[[ Records to process, beginning ]]
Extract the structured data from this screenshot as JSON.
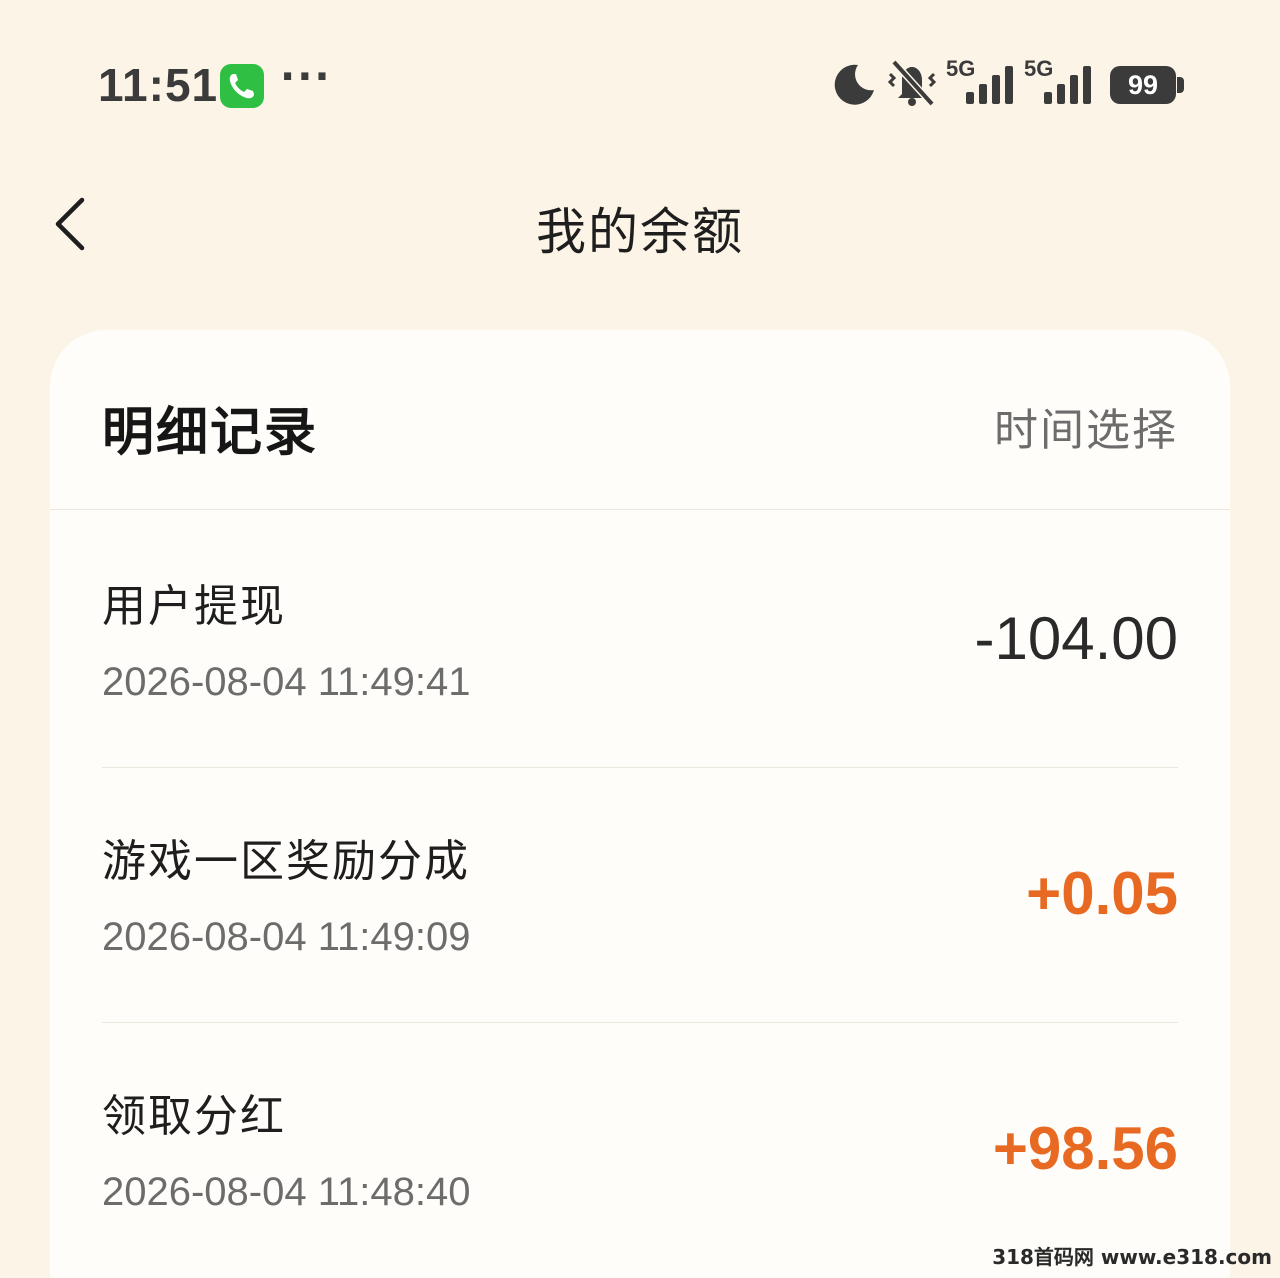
{
  "status_bar": {
    "time": "11:51",
    "more": "···",
    "signal_1": "5G",
    "signal_2": "5G",
    "battery": "99",
    "icons": [
      "phone-call-icon",
      "moon-icon",
      "mute-icon",
      "signal-icon",
      "battery-icon"
    ],
    "call_color": "#2fc043"
  },
  "header": {
    "title": "我的余额"
  },
  "details": {
    "section_title": "明细记录",
    "filter_label": "时间选择",
    "records": [
      {
        "title": "用户提现",
        "time": "2026-08-04 11:49:41",
        "amount": "-104.00"
      },
      {
        "title": "游戏一区奖励分成",
        "time": "2026-08-04 11:49:09",
        "amount": "+0.05"
      },
      {
        "title": "领取分红",
        "time": "2026-08-04 11:48:40",
        "amount": "+98.56"
      }
    ],
    "colors": {
      "positive": "#e86a22",
      "negative": "#2a2a2a"
    }
  },
  "watermark": "318首码网 www.e318.com"
}
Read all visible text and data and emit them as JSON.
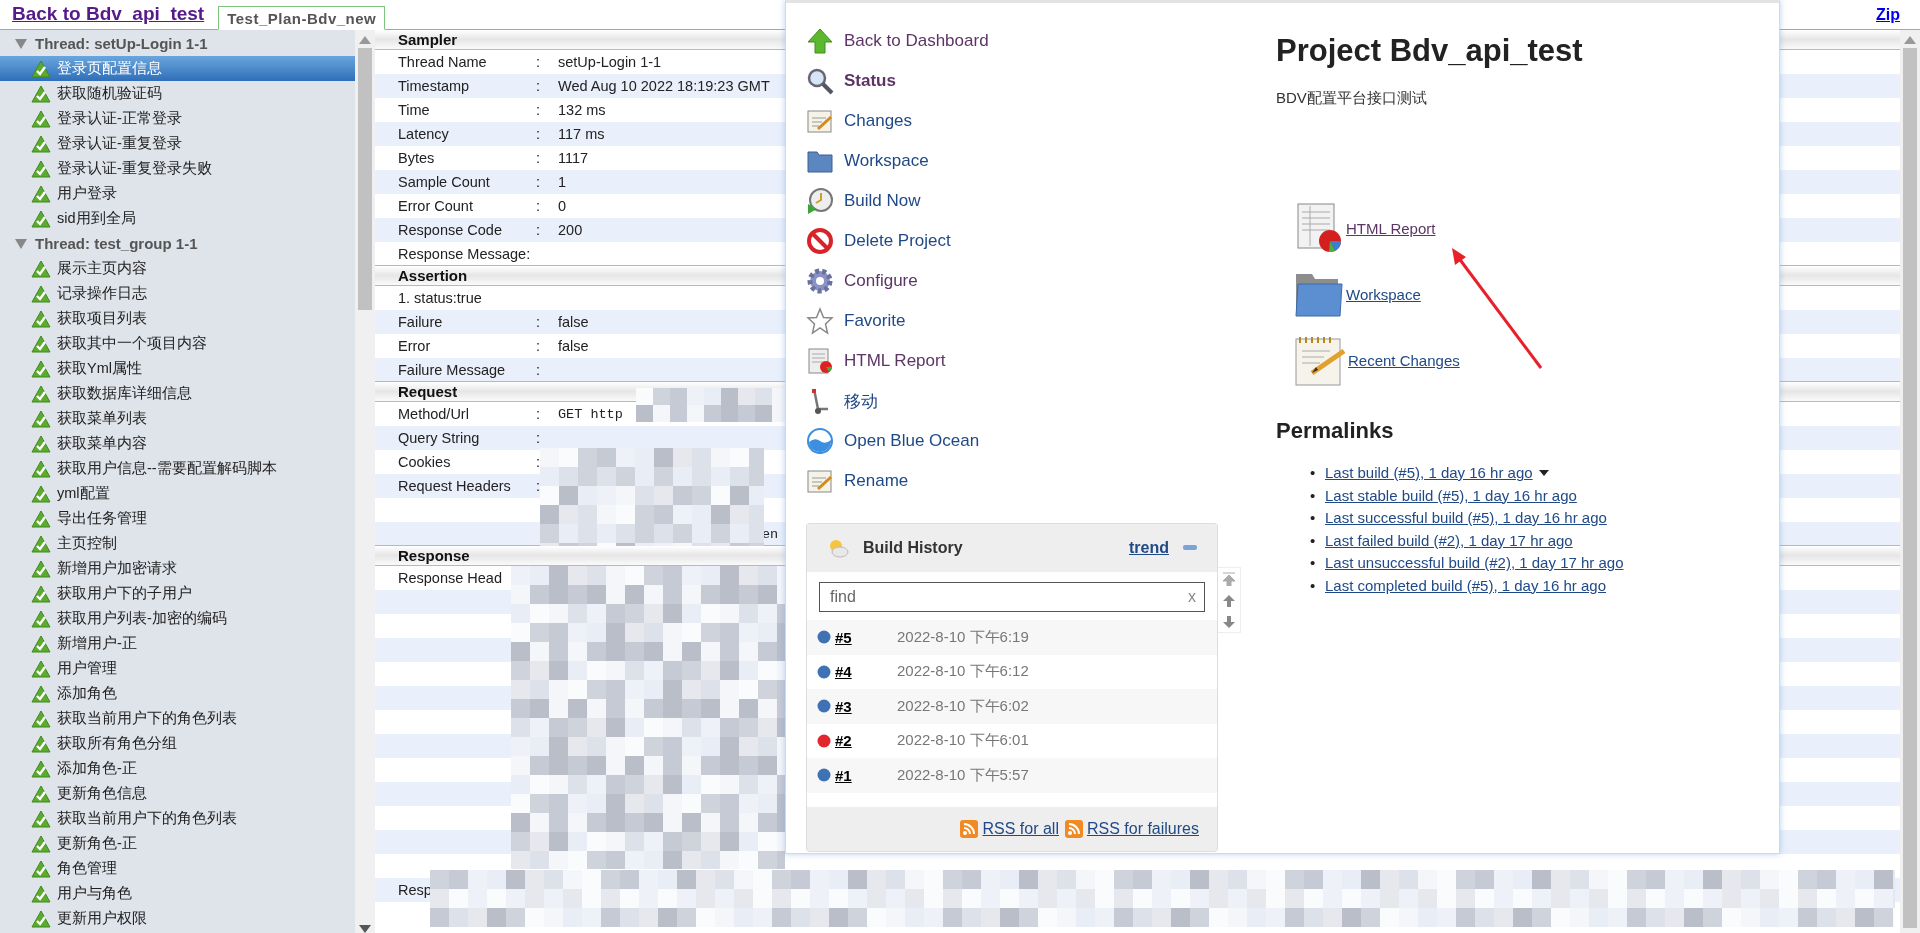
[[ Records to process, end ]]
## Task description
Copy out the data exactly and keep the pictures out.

## Result of the exercise
Extract the structured data from this screenshot as JSON.
{
  "status_bar": {
    "time": "11:51",
    "more": "···",
    "signal_1": "5G",
    "signal_2": "5G",
    "battery": "99",
    "icons": [
      "phone-call-icon",
      "moon-icon",
      "mute-icon",
      "signal-icon",
      "battery-icon"
    ],
    "call_color": "#2fc043"
  },
  "header": {
    "title": "我的余额"
  },
  "details": {
    "section_title": "明细记录",
    "filter_label": "时间选择",
    "records": [
      {
        "title": "用户提现",
        "time": "2026-08-04 11:49:41",
        "amount": "-104.00"
      },
      {
        "title": "游戏一区奖励分成",
        "time": "2026-08-04 11:49:09",
        "amount": "+0.05"
      },
      {
        "title": "领取分红",
        "time": "2026-08-04 11:48:40",
        "amount": "+98.56"
      }
    ],
    "colors": {
      "positive": "#e86a22",
      "negative": "#2a2a2a"
    }
  },
  "watermark": "318首码网 www.e318.com"
}
Read all visible text and data and emit them as JSON.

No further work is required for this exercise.